**THE PROBLEM**
Copy all the entries word for word, but omit the pictures.

Dataset rows describing interfaces:

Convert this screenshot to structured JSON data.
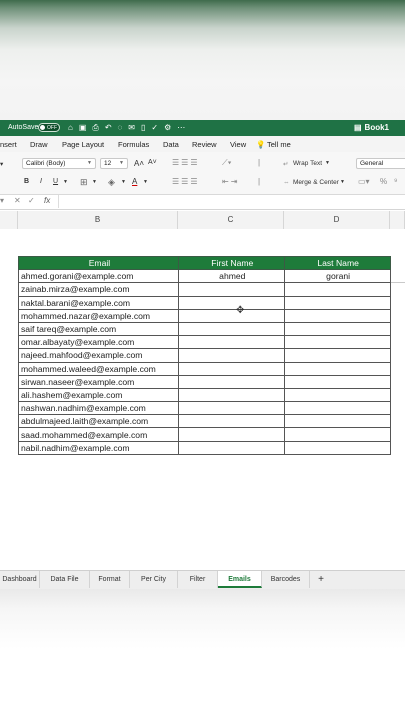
{
  "titlebar": {
    "autosave_label": "AutoSave",
    "autosave_state": "OFF",
    "book_name": "Book1"
  },
  "menu": [
    "nsert",
    "Draw",
    "Page Layout",
    "Formulas",
    "Data",
    "Review",
    "View",
    "Tell me"
  ],
  "ribbon": {
    "font_name": "Calibri (Body)",
    "font_size": "12",
    "wrap_text": "Wrap Text",
    "merge_center": "Merge & Center",
    "number_format": "General",
    "bold": "B",
    "italic": "I",
    "underline": "U",
    "grow_font": "A˄",
    "shrink_font": "A˅",
    "percent": "%"
  },
  "formula_bar": {
    "fx": "fx"
  },
  "columns": [
    "B",
    "C",
    "D"
  ],
  "table": {
    "headers": [
      "Email",
      "First Name",
      "Last Name"
    ],
    "rows": [
      [
        "ahmed.gorani@example.com",
        "ahmed",
        "gorani"
      ],
      [
        "zainab.mirza@example.com",
        "",
        ""
      ],
      [
        "naktal.barani@example.com",
        "",
        ""
      ],
      [
        "mohammed.nazar@example.com",
        "",
        ""
      ],
      [
        "saif tareq@example.com",
        "",
        ""
      ],
      [
        "omar.albayaty@example.com",
        "",
        ""
      ],
      [
        "najeed.mahfood@example.com",
        "",
        ""
      ],
      [
        "mohammed.waleed@example.com",
        "",
        ""
      ],
      [
        "sirwan.naseer@example.com",
        "",
        ""
      ],
      [
        "ali.hashem@example.com",
        "",
        ""
      ],
      [
        "nashwan.nadhim@example.com",
        "",
        ""
      ],
      [
        "abdulmajeed.laith@example.com",
        "",
        ""
      ],
      [
        "saad.mohammed@example.com",
        "",
        ""
      ],
      [
        "nabil.nadhim@example.com",
        "",
        ""
      ]
    ]
  },
  "sheets": [
    "Dashboard",
    "Data File",
    "Format",
    "Per City",
    "Filter",
    "Emails",
    "Barcodes"
  ],
  "active_sheet": "Emails",
  "add_sheet": "+",
  "colors": {
    "excel_green": "#1f7245",
    "header_green": "#1e7b3a"
  }
}
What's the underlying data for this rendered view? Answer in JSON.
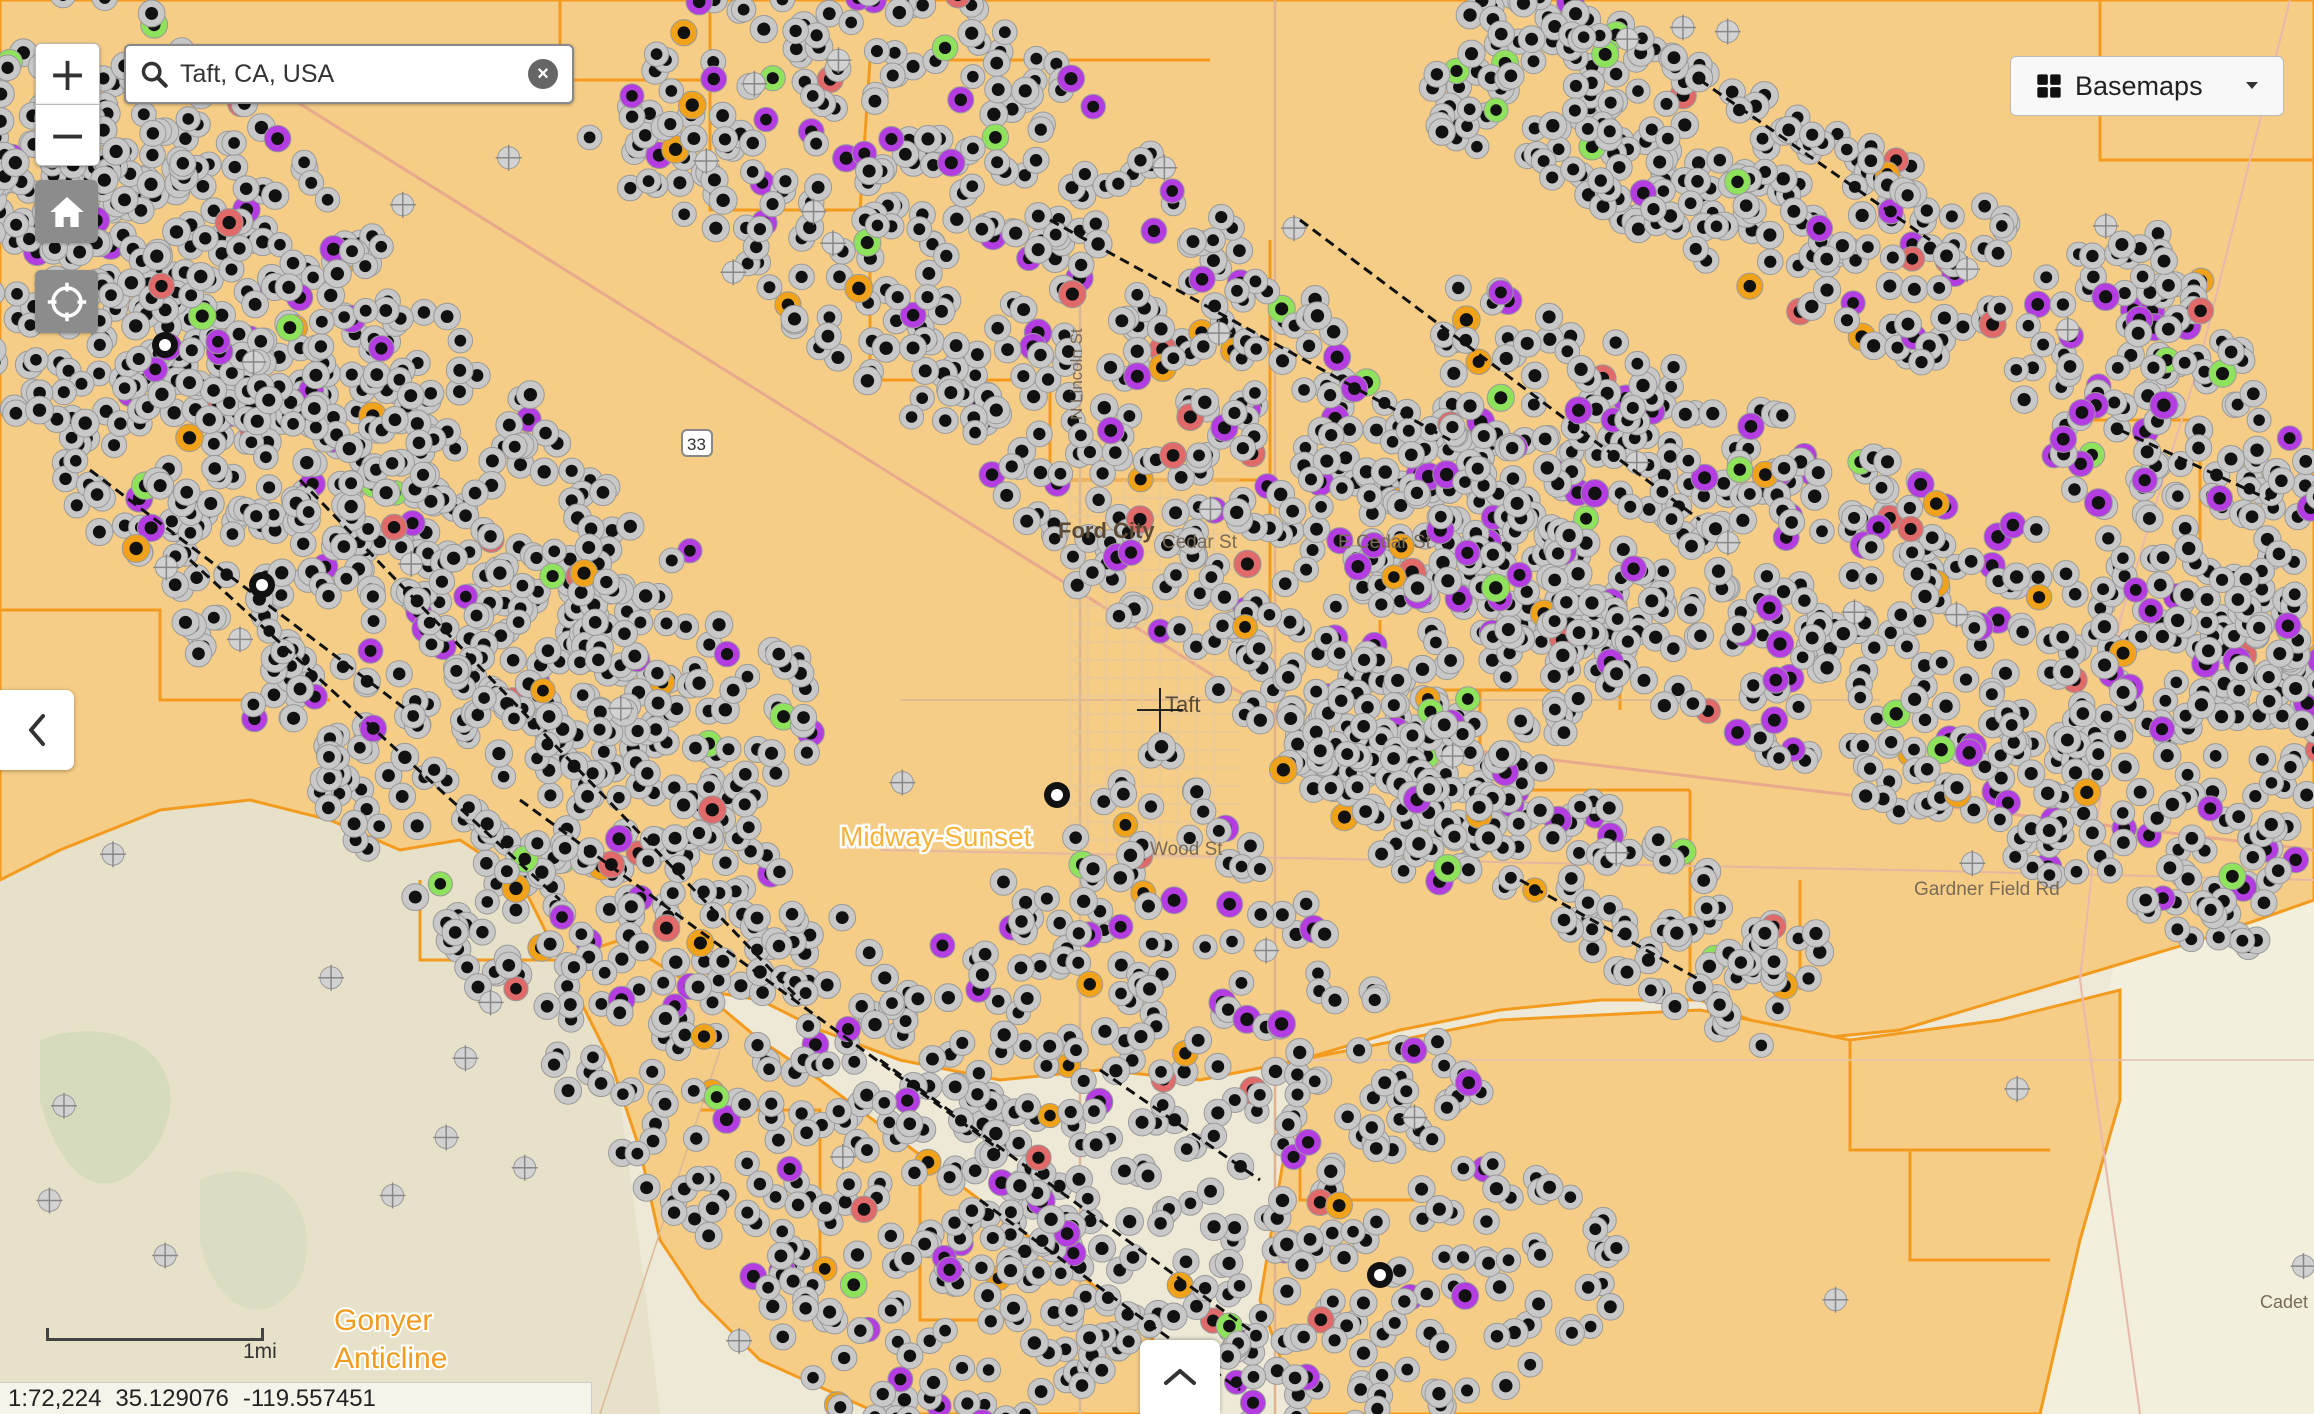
{
  "search": {
    "value": "Taft, CA, USA",
    "clear_icon": "close-circle-icon",
    "search_icon": "search-icon"
  },
  "zoom": {
    "in_label": "+",
    "out_label": "−"
  },
  "nav": {
    "home_icon": "home-icon",
    "locate_icon": "crosshair-locate-icon"
  },
  "basemaps": {
    "label": "Basemaps",
    "icon": "grid-icon",
    "dropdown_icon": "caret-down-icon"
  },
  "panels": {
    "left_toggle_icon": "chevron-left-icon",
    "bottom_toggle_icon": "chevron-up-icon"
  },
  "scale": {
    "label": "1mi"
  },
  "status": {
    "scale": "1:72,224",
    "lat": "35.129076",
    "lon": "-119.557451"
  },
  "map": {
    "labels": {
      "place_ford_city": "Ford City",
      "place_taft": "Taft",
      "place_maricopa": "Midway-Sunset",
      "feature_gonyer_1": "Gonyer",
      "feature_gonyer_2": "Anticline",
      "street_cedar_w": "Cedar St",
      "street_cedar_e": "E Cedar St",
      "street_wood": "Wood St",
      "street_gardner": "Gardner Field Rd",
      "street_cadet": "Cadet Rd",
      "street_lincoln": "N Lincoln St",
      "highway_33": "33"
    },
    "colors": {
      "field_area": "#f5cd86",
      "field_border": "#f29b1f",
      "hills": "#e3dfc9",
      "well_active": "#111111",
      "well_ring": "#c8c8c8",
      "well_injection": "#b33de0",
      "well_new": "#8fe35c",
      "well_idle": "#f0a31a",
      "well_plugged": "#e06a6a"
    }
  }
}
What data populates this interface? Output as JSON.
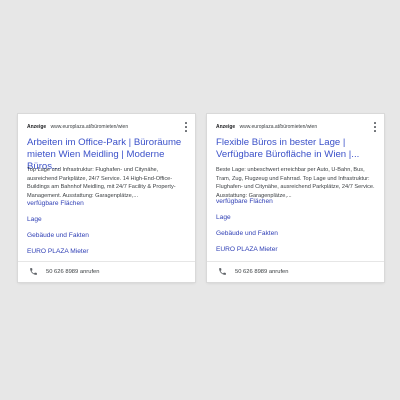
{
  "ads": [
    {
      "badge": "Anzeige",
      "url": "www.europlaza.at/büromieten/wien",
      "title": "Arbeiten im Office-Park | Büroräume mieten Wien Meidling | Moderne Büros...",
      "description": "Top Lage und Infrastruktur: Flughafen- und Citynähe, ausreichend Parkplätze, 24/7 Service. 14 High-End-Office-Buildings am Bahnhof Meidling, mit 24/7 Facility & Property-Management. Ausstattung: Garagenplätze,...",
      "sitelinks": [
        "verfügbare Flächen",
        "Lage",
        "Gebäude und Fakten",
        "EURO PLAZA Mieter"
      ],
      "phone": "50 626 8989 anrufen",
      "phone_icon": "phone-icon",
      "more_icon": "more-vert-icon"
    },
    {
      "badge": "Anzeige",
      "url": "www.europlaza.at/büromieten/wien",
      "title": "Flexible Büros in bester Lage | Verfügbare Bürofläche in Wien |...",
      "description": "Beste Lage: unbeschwert erreichbar per Auto, U-Bahn, Bus, Tram, Zug, Flugzeug und Fahrrad. Top Lage und Infrastruktur: Flughafen- und Citynähe, ausreichend Parkplätze, 24/7 Service. Ausstattung: Garagenplätze,...",
      "sitelinks": [
        "verfügbare Flächen",
        "Lage",
        "Gebäude und Fakten",
        "EURO PLAZA Mieter"
      ],
      "phone": "50 626 8989 anrufen",
      "phone_icon": "phone-icon",
      "more_icon": "more-vert-icon"
    }
  ],
  "colors": {
    "background": "#e7e7e7",
    "card": "#ffffff",
    "link": "#3b51c9",
    "text": "#3c4043"
  }
}
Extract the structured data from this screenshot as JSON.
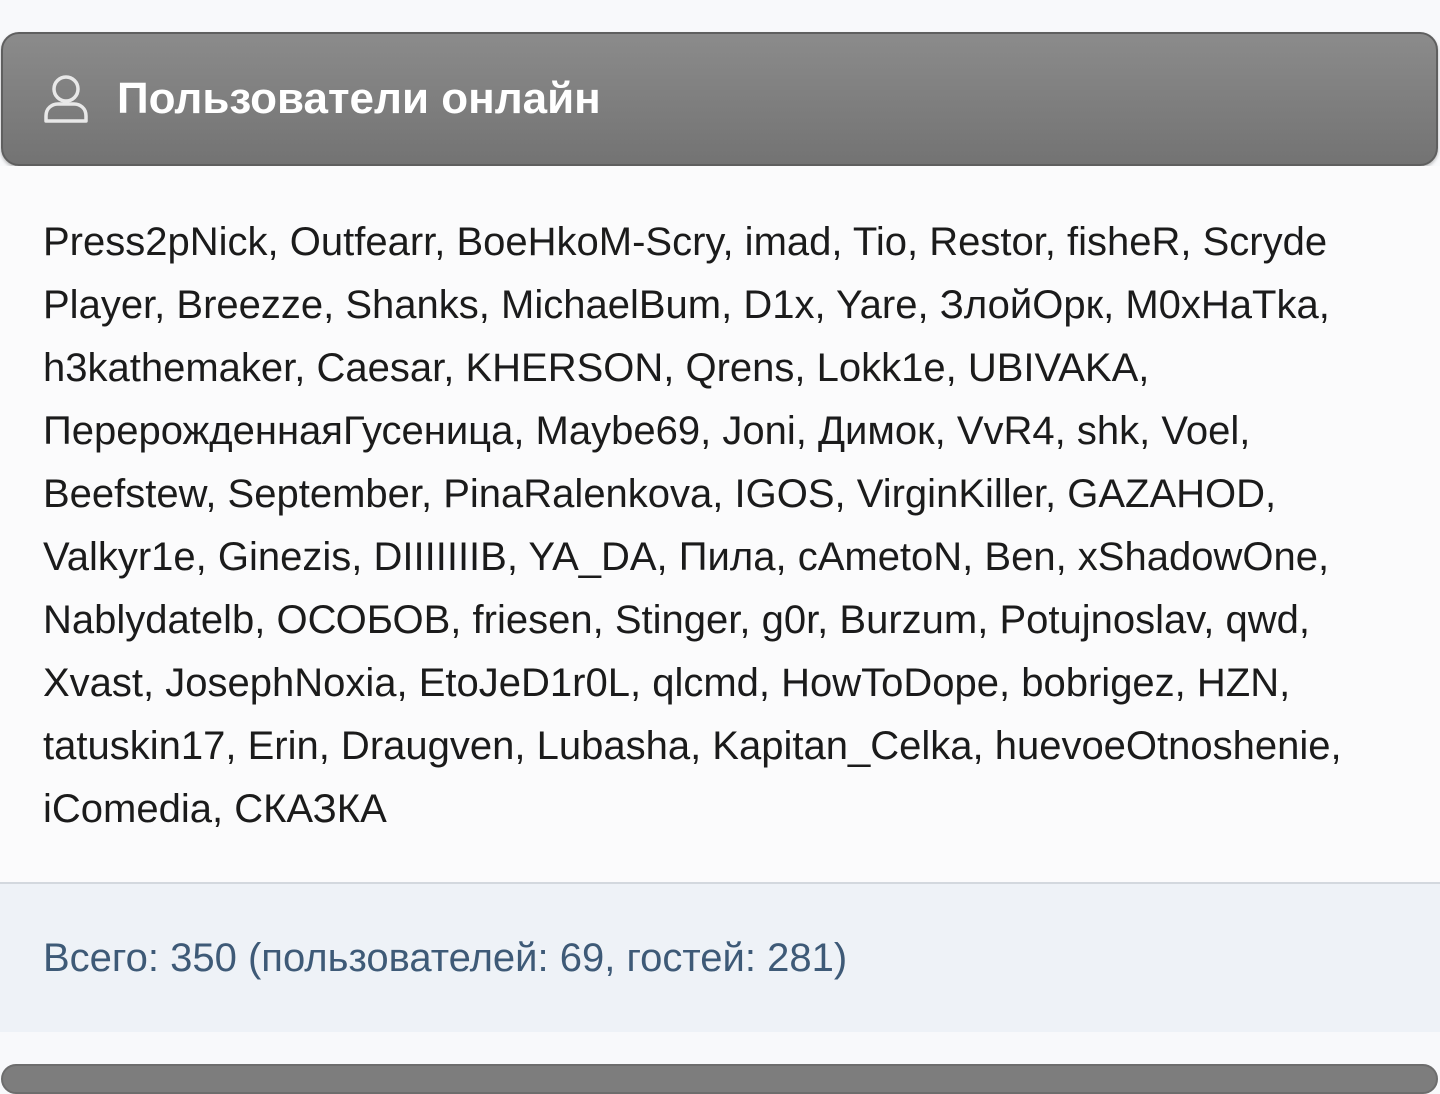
{
  "panel": {
    "icon": "user-icon",
    "title": "Пользователи онлайн"
  },
  "online_users": {
    "list_text": "Press2pNick, Outfearr, BoeHkoM-Scry, imad, Tio, Restor, fisheR, Scryde Player, Breezze, Shanks, MichaelBum, D1x, Yare, ЗлойОрк, M0xHaTka, h3kathemaker, Caesar, KHERSON, Qrens, Lokk1e, UBIVAKA, ПерерожденнаяГусеница, Maybe69, Joni, Димок, VvR4, shk, Voel, Beefstew, September, PinaRalenkova, IGOS, VirginKiller, GAZAHOD, Valkyr1e, Ginezis, DIIIIIIIB, YA_DA, Пила, cAmetoN, Ben, xShadowOne, Nablydatelb, ОСОБОВ, friesen, Stinger, g0r, Burzum, Potujnoslav, qwd, Xvast, JosephNoxia, EtoJeD1r0L, qlcmd, HowToDope, bobrigez, HZN, tatuskin17, Erin, Draugven, Lubasha, Kapitan_Celka, huevoeOtnoshenie, iComedia, СКАЗКА"
  },
  "stats": {
    "summary": "Всего: 350 (пользователей: 69, гостей: 281)"
  },
  "colors": {
    "header_bg": "#7d7d7d",
    "text": "#1b1b1b",
    "stats_text": "#3e5a77",
    "stats_bg": "#eef2f7"
  }
}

**RESULT FOR THIS EXERCISE**
Convert this screenshot to structured JSON data.
{
  "titlebar": {
    "autosave_label": "AutoSave",
    "autosave_state": "OFF",
    "book_name": "Book1"
  },
  "menu": [
    "nsert",
    "Draw",
    "Page Layout",
    "Formulas",
    "Data",
    "Review",
    "View",
    "Tell me"
  ],
  "ribbon": {
    "font_name": "Calibri (Body)",
    "font_size": "12",
    "wrap_text": "Wrap Text",
    "merge_center": "Merge & Center",
    "number_format": "General",
    "bold": "B",
    "italic": "I",
    "underline": "U",
    "grow_font": "A˄",
    "shrink_font": "A˅",
    "percent": "%"
  },
  "formula_bar": {
    "fx": "fx"
  },
  "columns": [
    "B",
    "C",
    "D"
  ],
  "table": {
    "headers": [
      "Email",
      "First Name",
      "Last Name"
    ],
    "rows": [
      [
        "ahmed.gorani@example.com",
        "ahmed",
        "gorani"
      ],
      [
        "zainab.mirza@example.com",
        "",
        ""
      ],
      [
        "naktal.barani@example.com",
        "",
        ""
      ],
      [
        "mohammed.nazar@example.com",
        "",
        ""
      ],
      [
        "saif tareq@example.com",
        "",
        ""
      ],
      [
        "omar.albayaty@example.com",
        "",
        ""
      ],
      [
        "najeed.mahfood@example.com",
        "",
        ""
      ],
      [
        "mohammed.waleed@example.com",
        "",
        ""
      ],
      [
        "sirwan.naseer@example.com",
        "",
        ""
      ],
      [
        "ali.hashem@example.com",
        "",
        ""
      ],
      [
        "nashwan.nadhim@example.com",
        "",
        ""
      ],
      [
        "abdulmajeed.laith@example.com",
        "",
        ""
      ],
      [
        "saad.mohammed@example.com",
        "",
        ""
      ],
      [
        "nabil.nadhim@example.com",
        "",
        ""
      ]
    ]
  },
  "sheets": [
    "Dashboard",
    "Data File",
    "Format",
    "Per City",
    "Filter",
    "Emails",
    "Barcodes"
  ],
  "active_sheet": "Emails",
  "add_sheet": "+",
  "colors": {
    "excel_green": "#1f7245",
    "header_green": "#1e7b3a"
  }
}
What's the underlying data for this rendered view? Answer in JSON.
{
  "search": {
    "value": "Taft, CA, USA",
    "clear_icon": "close-circle-icon",
    "search_icon": "search-icon"
  },
  "zoom": {
    "in_label": "+",
    "out_label": "−"
  },
  "nav": {
    "home_icon": "home-icon",
    "locate_icon": "crosshair-locate-icon"
  },
  "basemaps": {
    "label": "Basemaps",
    "icon": "grid-icon",
    "dropdown_icon": "caret-down-icon"
  },
  "panels": {
    "left_toggle_icon": "chevron-left-icon",
    "bottom_toggle_icon": "chevron-up-icon"
  },
  "scale": {
    "label": "1mi"
  },
  "status": {
    "scale": "1:72,224",
    "lat": "35.129076",
    "lon": "-119.557451"
  },
  "map": {
    "labels": {
      "place_ford_city": "Ford City",
      "place_taft": "Taft",
      "place_maricopa": "Midway-Sunset",
      "feature_gonyer_1": "Gonyer",
      "feature_gonyer_2": "Anticline",
      "street_cedar_w": "Cedar St",
      "street_cedar_e": "E Cedar St",
      "street_wood": "Wood St",
      "street_gardner": "Gardner Field Rd",
      "street_cadet": "Cadet Rd",
      "street_lincoln": "N Lincoln St",
      "highway_33": "33"
    },
    "colors": {
      "field_area": "#f5cd86",
      "field_border": "#f29b1f",
      "hills": "#e3dfc9",
      "well_active": "#111111",
      "well_ring": "#c8c8c8",
      "well_injection": "#b33de0",
      "well_new": "#8fe35c",
      "well_idle": "#f0a31a",
      "well_plugged": "#e06a6a"
    }
  }
}
What data populates this interface? Output as JSON.
{
  "ads": [
    {
      "badge": "Anzeige",
      "url": "www.europlaza.at/büromieten/wien",
      "title": "Arbeiten im Office-Park | Büroräume mieten Wien Meidling | Moderne Büros...",
      "description": "Top Lage und Infrastruktur: Flughafen- und Citynähe, ausreichend Parkplätze, 24/7 Service. 14 High-End-Office-Buildings am Bahnhof Meidling, mit 24/7 Facility & Property-Management. Ausstattung: Garagenplätze,...",
      "sitelinks": [
        "verfügbare Flächen",
        "Lage",
        "Gebäude und Fakten",
        "EURO PLAZA Mieter"
      ],
      "phone": "50 626 8989 anrufen",
      "phone_icon": "phone-icon",
      "more_icon": "more-vert-icon"
    },
    {
      "badge": "Anzeige",
      "url": "www.europlaza.at/büromieten/wien",
      "title": "Flexible Büros in bester Lage | Verfügbare Bürofläche in Wien |...",
      "description": "Beste Lage: unbeschwert erreichbar per Auto, U-Bahn, Bus, Tram, Zug, Flugzeug und Fahrrad. Top Lage und Infrastruktur: Flughafen- und Citynähe, ausreichend Parkplätze, 24/7 Service. Ausstattung: Garagenplätze,...",
      "sitelinks": [
        "verfügbare Flächen",
        "Lage",
        "Gebäude und Fakten",
        "EURO PLAZA Mieter"
      ],
      "phone": "50 626 8989 anrufen",
      "phone_icon": "phone-icon",
      "more_icon": "more-vert-icon"
    }
  ],
  "colors": {
    "background": "#e7e7e7",
    "card": "#ffffff",
    "link": "#3b51c9",
    "text": "#3c4043"
  }
}
Extract the structured data from this screenshot as JSON.
{
  "panel": {
    "icon": "user-icon",
    "title": "Пользователи онлайн"
  },
  "online_users": {
    "list_text": "Press2pNick, Outfearr, BoeHkoM-Scry, imad, Tio, Restor, fisheR, Scryde Player, Breezze, Shanks, MichaelBum, D1x, Yare, ЗлойОрк, M0xHaTka, h3kathemaker, Caesar, KHERSON, Qrens, Lokk1e, UBIVAKA, ПерерожденнаяГусеница, Maybe69, Joni, Димок, VvR4, shk, Voel, Beefstew, September, PinaRalenkova, IGOS, VirginKiller, GAZAHOD, Valkyr1e, Ginezis, DIIIIIIIB, YA_DA, Пила, cAmetoN, Ben, xShadowOne, Nablydatelb, ОСОБОВ, friesen, Stinger, g0r, Burzum, Potujnoslav, qwd, Xvast, JosephNoxia, EtoJeD1r0L, qlcmd, HowToDope, bobrigez, HZN, tatuskin17, Erin, Draugven, Lubasha, Kapitan_Celka, huevoeOtnoshenie, iComedia, СКАЗКА"
  },
  "stats": {
    "summary": "Всего: 350 (пользователей: 69, гостей: 281)"
  },
  "colors": {
    "header_bg": "#7d7d7d",
    "text": "#1b1b1b",
    "stats_text": "#3e5a77",
    "stats_bg": "#eef2f7"
  }
}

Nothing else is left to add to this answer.